I invite you to explore the communities and ecosystems around you. Notice how the tulip does not live on its own, but in the good earth, during the cool spring days after the winter-freeze is over. Pay attention to the timing of God’s seasons, how the tomatoes of August need the warm soil of May and the pollinating bees of summer to bring forth the fruit of the earth. You also require a community and a healthy environment in which to flourish. If you are flourishing, look for ways to thank the people in your community who create and sustain the environment around you. If you are not flourishing, perhaps the ecosystem is out of balance—what would bring new life and balance into your community?
May we each take the time to create healthy flourishing communities around us. And when we experience setbacks, may we have patience, understanding and perseverance to continue to care for the whole community, and ourselves within it.
Peace and Love,
2 thoughts on “Creating New Communities: Spring flowers, tropical fish tanks, and new church starts.”
Thoughtful and well written. My experience has been that when I make positive changes in my lifestyle and then convey that change to others, it spreads the same “positivity”, be that hope, tranquility or resilience to deal with lifes adversities. May I wish that the stream of life be always bright and sparkling as it winds its way through your lovely home.

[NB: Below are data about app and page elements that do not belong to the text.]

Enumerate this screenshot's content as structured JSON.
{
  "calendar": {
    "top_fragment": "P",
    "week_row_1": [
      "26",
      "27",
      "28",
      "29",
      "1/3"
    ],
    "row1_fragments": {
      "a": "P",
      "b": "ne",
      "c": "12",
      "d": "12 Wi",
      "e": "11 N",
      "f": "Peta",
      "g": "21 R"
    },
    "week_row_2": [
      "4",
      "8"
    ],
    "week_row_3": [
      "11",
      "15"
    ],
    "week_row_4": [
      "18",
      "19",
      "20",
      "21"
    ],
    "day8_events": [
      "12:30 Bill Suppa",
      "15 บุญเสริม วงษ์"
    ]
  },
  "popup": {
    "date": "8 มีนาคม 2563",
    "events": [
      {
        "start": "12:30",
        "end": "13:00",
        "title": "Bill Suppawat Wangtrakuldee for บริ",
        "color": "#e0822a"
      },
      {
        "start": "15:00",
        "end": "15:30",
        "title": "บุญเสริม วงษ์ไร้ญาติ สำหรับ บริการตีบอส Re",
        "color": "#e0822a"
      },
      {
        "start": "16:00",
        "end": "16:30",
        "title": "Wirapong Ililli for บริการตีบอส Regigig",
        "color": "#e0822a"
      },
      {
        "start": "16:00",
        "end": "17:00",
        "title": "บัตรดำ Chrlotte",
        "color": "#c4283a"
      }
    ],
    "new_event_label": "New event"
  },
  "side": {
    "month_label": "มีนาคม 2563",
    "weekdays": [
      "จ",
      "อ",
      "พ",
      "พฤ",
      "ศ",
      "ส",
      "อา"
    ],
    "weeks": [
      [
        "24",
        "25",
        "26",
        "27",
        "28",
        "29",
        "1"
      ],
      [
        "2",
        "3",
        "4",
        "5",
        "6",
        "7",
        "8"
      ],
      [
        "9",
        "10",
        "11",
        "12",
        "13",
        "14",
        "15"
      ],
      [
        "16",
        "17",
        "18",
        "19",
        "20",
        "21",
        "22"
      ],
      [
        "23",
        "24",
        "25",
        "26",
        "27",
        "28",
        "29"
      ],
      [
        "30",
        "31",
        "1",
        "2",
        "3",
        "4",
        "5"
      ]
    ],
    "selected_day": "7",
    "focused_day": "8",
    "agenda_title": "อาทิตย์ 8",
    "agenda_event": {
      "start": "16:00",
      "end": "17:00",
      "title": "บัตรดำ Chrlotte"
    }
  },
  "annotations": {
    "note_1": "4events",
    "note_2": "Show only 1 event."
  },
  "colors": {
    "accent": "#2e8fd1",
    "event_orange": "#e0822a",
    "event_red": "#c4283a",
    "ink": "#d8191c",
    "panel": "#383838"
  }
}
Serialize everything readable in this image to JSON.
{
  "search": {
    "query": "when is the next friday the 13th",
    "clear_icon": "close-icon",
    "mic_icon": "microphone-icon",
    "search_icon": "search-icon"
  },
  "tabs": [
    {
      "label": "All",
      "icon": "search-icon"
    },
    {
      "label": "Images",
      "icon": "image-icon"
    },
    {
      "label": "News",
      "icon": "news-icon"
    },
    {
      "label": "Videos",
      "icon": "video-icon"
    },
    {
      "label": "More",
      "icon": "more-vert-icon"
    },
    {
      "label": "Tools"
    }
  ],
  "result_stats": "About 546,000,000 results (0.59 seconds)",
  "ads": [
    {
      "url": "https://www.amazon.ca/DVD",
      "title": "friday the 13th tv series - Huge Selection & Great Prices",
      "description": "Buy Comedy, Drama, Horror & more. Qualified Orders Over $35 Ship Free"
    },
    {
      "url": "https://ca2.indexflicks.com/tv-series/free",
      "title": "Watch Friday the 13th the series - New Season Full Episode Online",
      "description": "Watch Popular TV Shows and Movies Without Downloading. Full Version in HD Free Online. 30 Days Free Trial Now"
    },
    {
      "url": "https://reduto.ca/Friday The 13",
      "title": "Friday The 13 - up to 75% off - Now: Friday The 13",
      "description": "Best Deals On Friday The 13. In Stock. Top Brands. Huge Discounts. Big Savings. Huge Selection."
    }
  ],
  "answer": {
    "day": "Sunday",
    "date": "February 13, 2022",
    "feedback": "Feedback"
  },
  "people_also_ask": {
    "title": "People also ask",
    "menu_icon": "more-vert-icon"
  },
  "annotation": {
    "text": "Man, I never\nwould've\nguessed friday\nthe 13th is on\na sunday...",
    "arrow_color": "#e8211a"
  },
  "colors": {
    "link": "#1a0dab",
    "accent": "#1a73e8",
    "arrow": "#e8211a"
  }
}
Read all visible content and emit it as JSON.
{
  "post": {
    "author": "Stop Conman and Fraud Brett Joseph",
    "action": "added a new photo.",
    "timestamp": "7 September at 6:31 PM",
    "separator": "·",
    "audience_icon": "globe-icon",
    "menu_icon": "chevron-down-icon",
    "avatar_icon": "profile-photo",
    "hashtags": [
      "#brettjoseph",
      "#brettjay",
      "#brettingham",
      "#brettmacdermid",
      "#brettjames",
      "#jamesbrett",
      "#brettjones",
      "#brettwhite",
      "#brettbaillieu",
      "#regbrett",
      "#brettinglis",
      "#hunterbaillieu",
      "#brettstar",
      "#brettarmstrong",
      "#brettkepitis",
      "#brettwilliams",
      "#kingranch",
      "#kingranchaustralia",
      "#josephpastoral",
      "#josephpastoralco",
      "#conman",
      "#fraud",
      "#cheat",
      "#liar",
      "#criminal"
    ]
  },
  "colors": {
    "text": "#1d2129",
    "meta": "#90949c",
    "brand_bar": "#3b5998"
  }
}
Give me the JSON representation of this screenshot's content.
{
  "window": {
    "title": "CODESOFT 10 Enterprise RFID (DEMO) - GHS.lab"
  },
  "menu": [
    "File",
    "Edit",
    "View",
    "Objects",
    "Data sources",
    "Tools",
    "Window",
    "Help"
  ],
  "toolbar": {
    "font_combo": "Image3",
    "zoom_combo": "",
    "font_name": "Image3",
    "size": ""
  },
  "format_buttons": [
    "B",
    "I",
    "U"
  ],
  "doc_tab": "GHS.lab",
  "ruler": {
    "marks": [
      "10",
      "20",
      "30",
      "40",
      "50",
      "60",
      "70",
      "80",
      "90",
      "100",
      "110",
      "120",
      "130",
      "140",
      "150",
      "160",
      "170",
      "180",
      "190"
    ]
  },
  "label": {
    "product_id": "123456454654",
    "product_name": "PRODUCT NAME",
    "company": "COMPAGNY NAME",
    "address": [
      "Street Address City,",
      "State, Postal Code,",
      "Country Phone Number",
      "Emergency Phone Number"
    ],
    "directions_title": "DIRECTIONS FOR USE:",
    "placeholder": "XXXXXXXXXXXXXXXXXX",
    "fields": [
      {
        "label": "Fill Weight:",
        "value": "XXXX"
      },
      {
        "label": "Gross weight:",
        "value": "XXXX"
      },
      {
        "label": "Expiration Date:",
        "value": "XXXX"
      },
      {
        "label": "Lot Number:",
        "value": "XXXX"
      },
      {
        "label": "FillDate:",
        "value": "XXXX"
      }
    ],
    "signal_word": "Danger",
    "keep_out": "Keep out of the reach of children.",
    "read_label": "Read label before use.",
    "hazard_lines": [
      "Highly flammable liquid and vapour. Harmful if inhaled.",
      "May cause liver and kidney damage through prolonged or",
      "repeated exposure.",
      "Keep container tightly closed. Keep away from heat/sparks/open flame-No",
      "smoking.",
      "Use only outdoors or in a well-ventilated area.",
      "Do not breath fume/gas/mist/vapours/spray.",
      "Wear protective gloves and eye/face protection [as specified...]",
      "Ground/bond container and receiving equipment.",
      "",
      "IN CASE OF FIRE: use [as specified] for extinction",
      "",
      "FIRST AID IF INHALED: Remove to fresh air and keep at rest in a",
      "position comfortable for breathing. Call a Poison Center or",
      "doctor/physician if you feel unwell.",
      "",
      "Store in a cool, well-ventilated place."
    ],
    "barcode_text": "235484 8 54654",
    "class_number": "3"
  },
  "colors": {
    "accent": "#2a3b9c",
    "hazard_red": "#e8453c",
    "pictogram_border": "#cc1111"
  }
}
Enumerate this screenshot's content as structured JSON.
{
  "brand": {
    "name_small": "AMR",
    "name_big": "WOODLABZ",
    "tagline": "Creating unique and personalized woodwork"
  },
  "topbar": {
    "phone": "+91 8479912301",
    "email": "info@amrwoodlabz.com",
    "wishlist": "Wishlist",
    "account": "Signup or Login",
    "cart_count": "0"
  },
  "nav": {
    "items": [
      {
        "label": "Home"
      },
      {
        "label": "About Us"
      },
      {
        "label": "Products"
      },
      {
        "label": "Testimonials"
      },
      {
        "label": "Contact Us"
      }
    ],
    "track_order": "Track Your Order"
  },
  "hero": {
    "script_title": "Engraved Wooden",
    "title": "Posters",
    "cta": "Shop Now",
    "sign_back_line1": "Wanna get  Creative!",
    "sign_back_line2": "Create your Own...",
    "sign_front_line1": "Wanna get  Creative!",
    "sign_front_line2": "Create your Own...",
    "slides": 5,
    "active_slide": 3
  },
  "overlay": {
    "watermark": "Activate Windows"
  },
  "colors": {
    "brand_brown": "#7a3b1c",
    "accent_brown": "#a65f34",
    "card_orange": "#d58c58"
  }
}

I love how the fish community is such an illustration of all it takes to create a community. Two years ago we joined Couples Coaching Couples (CCC) in the NY-NJ area and we’ve watched our friendship/support community blossom. A year ago we took on a leadership role in our Circle along with several other couples. We didn’t know how that would look, much like when your daughter confronted that empty aquarium. As we planned our quarterly meetings, our team tried this and tried that, with good success. We continued to introduce new couples to CCC and as we expanded our Circle, we also came up against couples leaving the Circle. Much like losing the tetras, we had to confront their loss. Our diligence had not been sufficient and we had to be willing to accept judgment errors on our part. Our community now continues to flourish – things are in sync. When this community began several years ago, it did not always look like it would work out, but the commitment to keep going, learn from the past, while being willing to venture into new territory has made the difference. Kudos to you and your daughter for having that vision and perseverance to create a community for these lucky fish!